Another ESPN analyst, Seth Greenberg, seemed satisfied that Calipari found what he was looking for.
“They’ve gotten over the hump,” Greenberg said this past preseason. “What do you mean? They’ve won a national championship. They’ve been to the Final Four since then. I think they’re over the hump.
“I’d hate to think what everybody else is doing if they’re not over the hump.”
Good guard play and experience, I have always felt, are the two most important ingredients going into the tournament. John won without an experienced team, which is an incredible accomplishment. I don’t think John gets enough credit.
But former Big East commissioner Mike Tranghese, who has been hired by the Southeastern Conference as a consultant, suggested that UK’s 2012 championship can be considered the exception that proves the rule.
An exceptional freshman like Anthony Davis can lead an inexperienced team to a championship. But it takes exceptional freshmen.
“Good guard play and experience, I have always felt, are the two most important ingredients going into the tournament,” Tranghese said. “John won without an experienced team, which is an incredible accomplishment. I don’t think John gets enough credit.
“People say to me, look at these players. I say, by the way, try to coach one-and-dones. Give me a break. It is one of the hardest things you can do. Very few people can do it, and John does it as well as it can be done.”
To try to prove his point about experience, Tranghese cited last year’s championship game.

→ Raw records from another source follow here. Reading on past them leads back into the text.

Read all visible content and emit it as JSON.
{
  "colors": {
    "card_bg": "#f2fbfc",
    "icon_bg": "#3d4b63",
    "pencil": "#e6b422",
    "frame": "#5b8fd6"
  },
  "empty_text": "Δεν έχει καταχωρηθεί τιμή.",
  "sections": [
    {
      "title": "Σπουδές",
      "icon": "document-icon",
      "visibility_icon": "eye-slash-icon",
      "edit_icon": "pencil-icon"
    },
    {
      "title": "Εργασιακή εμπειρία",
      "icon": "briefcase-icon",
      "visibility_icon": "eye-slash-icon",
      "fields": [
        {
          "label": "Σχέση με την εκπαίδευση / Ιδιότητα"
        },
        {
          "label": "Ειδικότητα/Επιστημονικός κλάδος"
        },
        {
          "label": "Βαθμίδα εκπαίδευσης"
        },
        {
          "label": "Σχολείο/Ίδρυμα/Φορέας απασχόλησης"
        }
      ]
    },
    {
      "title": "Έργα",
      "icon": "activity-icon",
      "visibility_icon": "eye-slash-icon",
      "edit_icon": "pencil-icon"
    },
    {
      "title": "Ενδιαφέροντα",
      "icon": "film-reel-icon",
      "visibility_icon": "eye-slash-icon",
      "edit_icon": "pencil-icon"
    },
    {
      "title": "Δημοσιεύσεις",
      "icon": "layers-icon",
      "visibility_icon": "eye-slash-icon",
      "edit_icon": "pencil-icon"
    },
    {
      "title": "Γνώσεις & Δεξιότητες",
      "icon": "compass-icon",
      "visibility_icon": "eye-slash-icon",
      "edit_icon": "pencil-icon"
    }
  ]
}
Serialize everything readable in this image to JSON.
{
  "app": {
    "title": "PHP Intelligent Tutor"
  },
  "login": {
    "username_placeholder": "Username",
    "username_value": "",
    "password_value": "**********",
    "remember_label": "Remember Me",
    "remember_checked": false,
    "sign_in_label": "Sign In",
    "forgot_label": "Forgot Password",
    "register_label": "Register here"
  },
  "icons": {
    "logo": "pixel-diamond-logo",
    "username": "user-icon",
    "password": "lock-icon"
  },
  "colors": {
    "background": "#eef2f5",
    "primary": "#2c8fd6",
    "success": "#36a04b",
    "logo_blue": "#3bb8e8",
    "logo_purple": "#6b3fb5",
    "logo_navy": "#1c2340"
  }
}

Two experienced teams, Villanova and North Carolina, were in the finals.
Yes, Kentucky advanced to the Final Four in 2014 and 2015. But the Cats lost to more experienced teams in Connecticut and Wisconsin, respectively.

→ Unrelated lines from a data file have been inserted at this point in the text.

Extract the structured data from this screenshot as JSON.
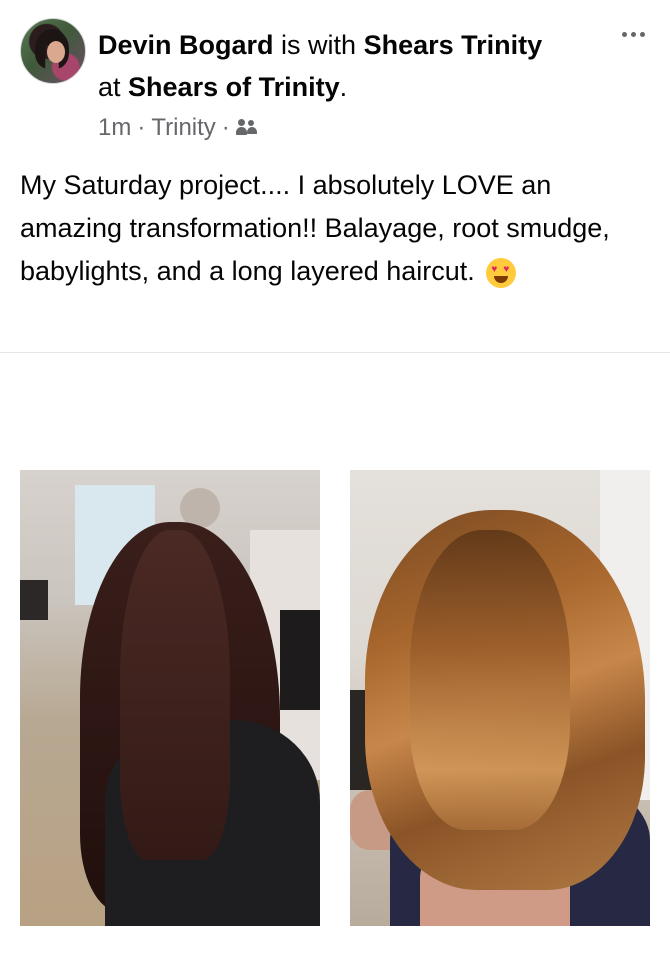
{
  "post": {
    "author": "Devin Bogard",
    "with_text": " is with ",
    "tagged": "Shears Trinity",
    "at_text": "at ",
    "location": "Shears of Trinity",
    "period": ".",
    "time": "1m",
    "sep1": "·",
    "place": "Trinity",
    "sep2": "·",
    "audience_icon": "group-icon",
    "more_icon": "more-options-icon",
    "text": "My Saturday project.... I absolutely LOVE an amazing transformation!! Balayage, root smudge, babylights, and a long layered haircut.",
    "emoji": "heart-eyes-emoji"
  },
  "photos": [
    {
      "name": "before-photo"
    },
    {
      "name": "after-photo"
    }
  ],
  "colors": {
    "text": "#050505",
    "secondary": "#65676b",
    "divider": "#e4e6eb"
  }
}
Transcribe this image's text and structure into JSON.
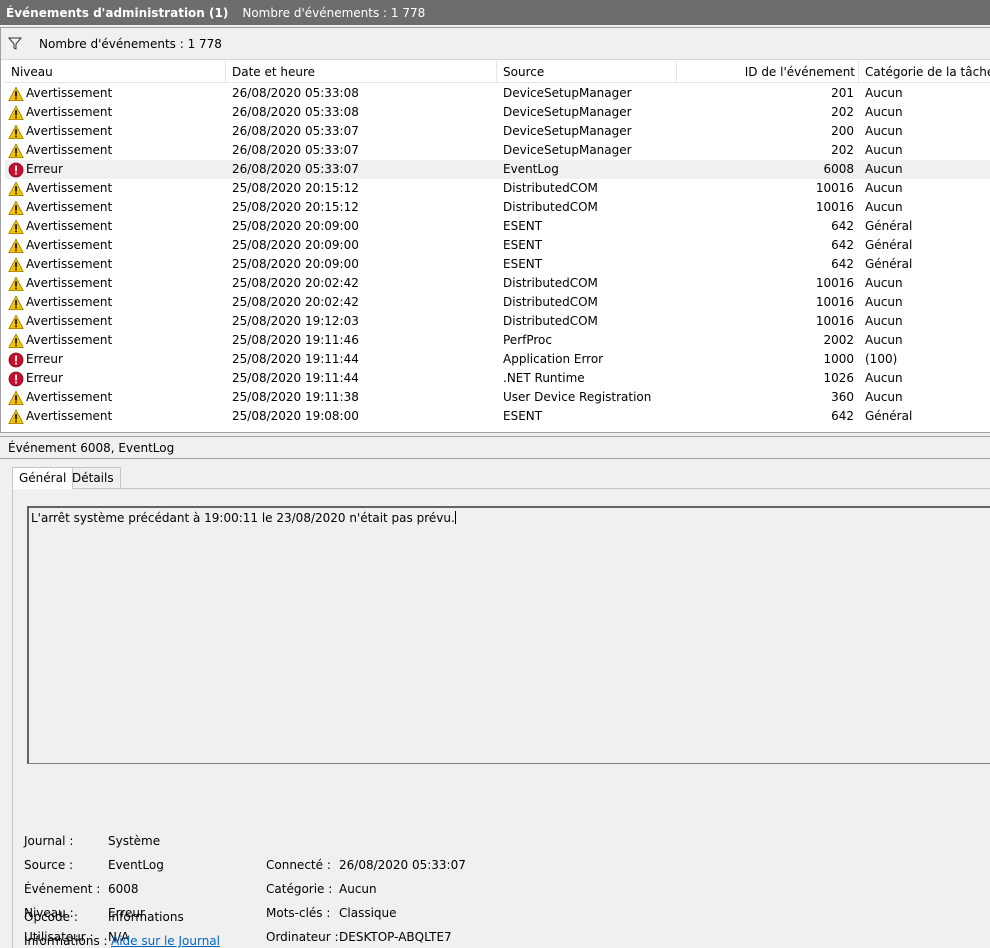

Of experienced teams, Fraschilla said, “They have the reservoir of knowledge being in so many big games.”
Fraschilla also cited last year’s Villanova-North Carolina finals as the “perfect example” of how experience matters.

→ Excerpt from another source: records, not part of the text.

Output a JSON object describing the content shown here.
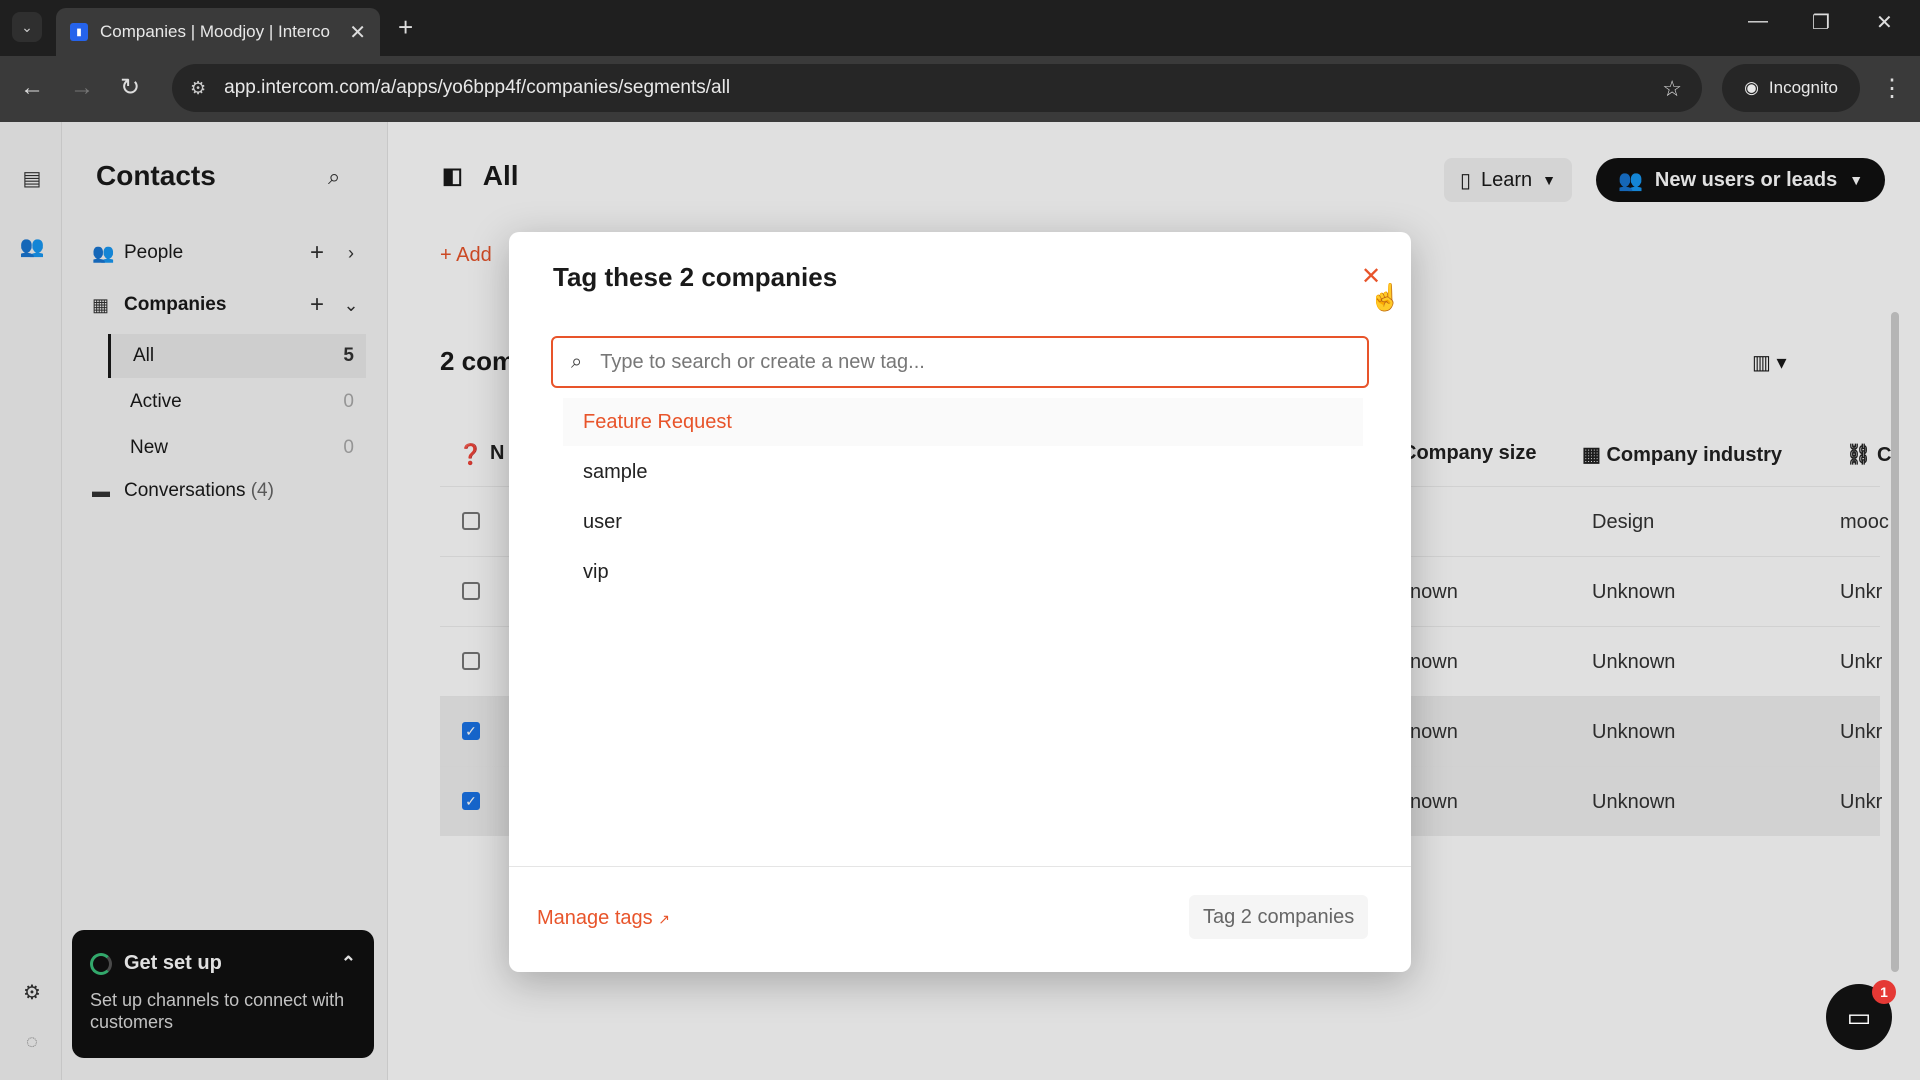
{
  "browser": {
    "tab_title": "Companies | Moodjoy | Interco",
    "url": "app.intercom.com/a/apps/yo6bpp4f/companies/segments/all",
    "incognito_label": "Incognito"
  },
  "sidebar": {
    "title": "Contacts",
    "people_label": "People",
    "companies_label": "Companies",
    "segments": [
      {
        "label": "All",
        "count": "5"
      },
      {
        "label": "Active",
        "count": "0"
      },
      {
        "label": "New",
        "count": "0"
      }
    ],
    "conversations_label": "Conversations",
    "conversations_count": "(4)"
  },
  "setup_card": {
    "title": "Get set up",
    "text": "Set up channels to connect with customers"
  },
  "main": {
    "title": "All",
    "learn_label": "Learn",
    "new_users_label": "New users or leads",
    "add_label": "Add",
    "count_text": "2 com",
    "columns": {
      "name": "N",
      "company_size": "Company size",
      "company_industry": "Company industry",
      "last": "C"
    },
    "rows": [
      {
        "size": "",
        "industry": "Design",
        "last": "mooc",
        "checked": false
      },
      {
        "size": "known",
        "industry": "Unknown",
        "last": "Unkr",
        "checked": false
      },
      {
        "size": "known",
        "industry": "Unknown",
        "last": "Unkr",
        "checked": false
      },
      {
        "size": "known",
        "industry": "Unknown",
        "last": "Unkr",
        "checked": true
      },
      {
        "size": "known",
        "industry": "Unknown",
        "last": "Unkr",
        "checked": true
      }
    ]
  },
  "modal": {
    "title": "Tag these 2 companies",
    "search_placeholder": "Type to search or create a new tag...",
    "tags": [
      "Feature Request",
      "sample",
      "user",
      "vip"
    ],
    "manage_tags_label": "Manage tags",
    "tag_button_label": "Tag 2 companies"
  },
  "messenger": {
    "badge": "1"
  },
  "colors": {
    "accent": "#e8542a",
    "checkbox": "#1a73e8",
    "dark": "#111111"
  }
}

“On offense, you see it, I think, often times with great shot selection,” he said. Villanova “passed up a good shot for a better shot, then a better shot for a great shot.”
On defense, experience shows itself in a collective effort, Fraschilla said.
“They’re covering for each other, in part, because they’ve been on the floor together for so long,” he said. “Over two or three years.
“It doesn’t mean a talented team that’s young, like Kentucky, can’t find that magic in three or four games in the tournament.”
Not all experience is good. don’t want bad experience. That doesn’t help you at all.
Fraschilla was not convinced the 11-game winning streak Kentucky takes into the NCAA Tournament means the Cats have gained the necessary experience.
Eight of the 11 victories came against teams that did not make the NCAA Tournament field.
After presumably beating Northern Kentucky on Friday, “they’re going to see teams that are going to be at a little higher level,” Fraschilla said.
Arkansas Coach Mike Anderson, whose team lost to Kentucky in the SEC Tournament finals Sunday, said UK showed the growth that comes with experience.
“A little more seasoning,” he said.
Calipari pointed out that experience, in all instances, is not a magic elixir.
“Not all experience is good,” he said. “I don’t want bad experience. That doesn’t help you at all.”
On his recent radio shows, Calipari spoke hopefully of the Cats learning many lessons this season: Playing from behind, fending off opponents’ rallies, facing zone and man-to-man defenses, riding individual players’ excellence or overcoming their off games.
As Tranghese said of his conversations with Calipari this season, these experiences can be invaluable.
“Every time I see him,” Tranghese said, “one thing he says is ‘we’re so inexperienced.’”
Kentucky vs. Northern Kentucky
What: NCAA Tournament South Regional round-of-64 game
When: About 9:30 p.m. Friday
Where: Bankers Life Fieldhouse in Indianapolis
Records: No. 2 seed Kentucky, 29-5; No. 15 seed Northern Kentucky, 24-10